The Green Deal is the coalition Government’s flagship environmental project. It is aimed at making up to 14 million homes more efficient by 2020, through insulation, draught proofing, double glazing and other measures designed to reduce energy usage. The improvements are paid for by home owners through special loans which attach to the property rather than the individual but the attraction is the “golden rule”, whereby for a measure to be considered under a Green Deal plan the anticipated savings on the fuel bill must be greater than the cost of the repayments.
This will seem to some like a no brainer, however a recent report commissioned by the Department of Energy and Climate Change entitled “Behaviour Change and Energy Use” suggests that it may be more difficult to encourage the kind of widespread take up that will be necessary if the scheme is to be successful and it proposes offering various additional incentives, which will be implemented in field trials prior to commencement of the Green Deal in autumn 2012.

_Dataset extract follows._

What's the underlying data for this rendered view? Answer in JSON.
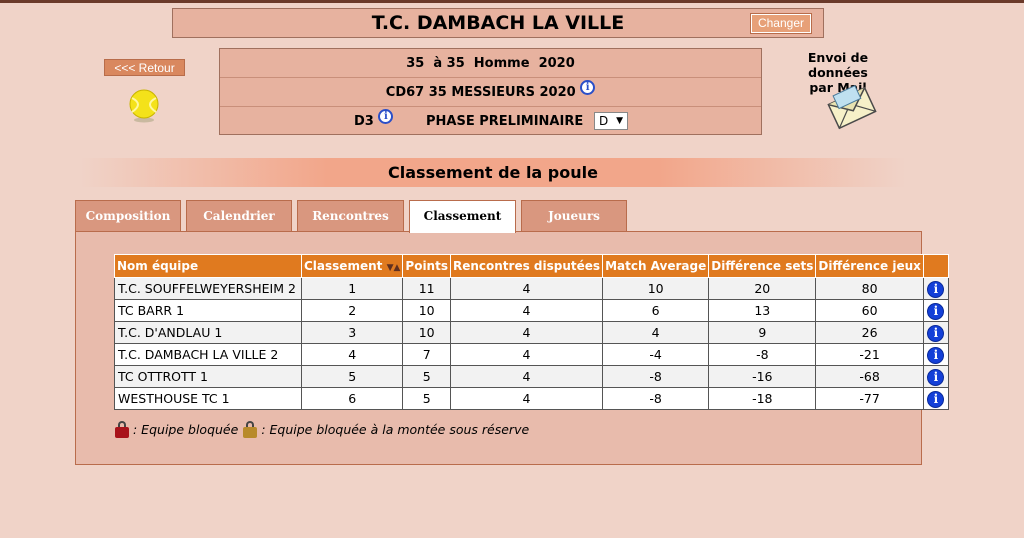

One Month’s Free Council Tax
One of the conclusions of the report is that we have a tendency to “discount the future”, meaning that we ignore long term gains in favour of smaller short term benefits and that we tend only to think in the short term. This causes a problem for the Green Deal since the loan will be paid off over a number of years.
One option being trialled to induce more people to sign up for the Green Deal therefore is to provide financial incentives. The options being offered under the trial are one month off from paying council tax when you sign up and also vouchers for Homebase and Argos. The hope is that this will appeal to our desire to get “something for nothing”. The council tax incentive will be funded by the council (which may be controversial in the present climate if rolled out on a large scale) and the vouchers will be provided by the businesses which facilitate the scheme, so that no additional funding will be required by central Government.
Collective Purchasing Discounts
Research shows that social influence – the tendency for people to adopt the opinions, judgements and behaviour of their peers, is a major factor in dictating our decisions. Furthermore, we are more likely to be influenced by friends, family and neighbours than members of the wider society. It seems therefore that the more people take up the Green Deal, the more people will follow. To facilitate this, discounts are being offered for collective purchases.
The discounts will be funded by commercial partners and will for example be 5% off if there are two purchasers, 10% for 3, 15% for four etc. The idea is that one “leader” will do the work of the DECC and commercial partners by rounding up friends and family to join in the scheme. Others will then see what these groups are doing and follow suit.
All the detail has not been fleshed out, another option is to offer community rewards. This fits in well with the “Big Society” and will allow community leaders to get larger numbers of people involved. Rewards might include free solar panels for a community centre or something of that type.
More information on the Green Deal can be found here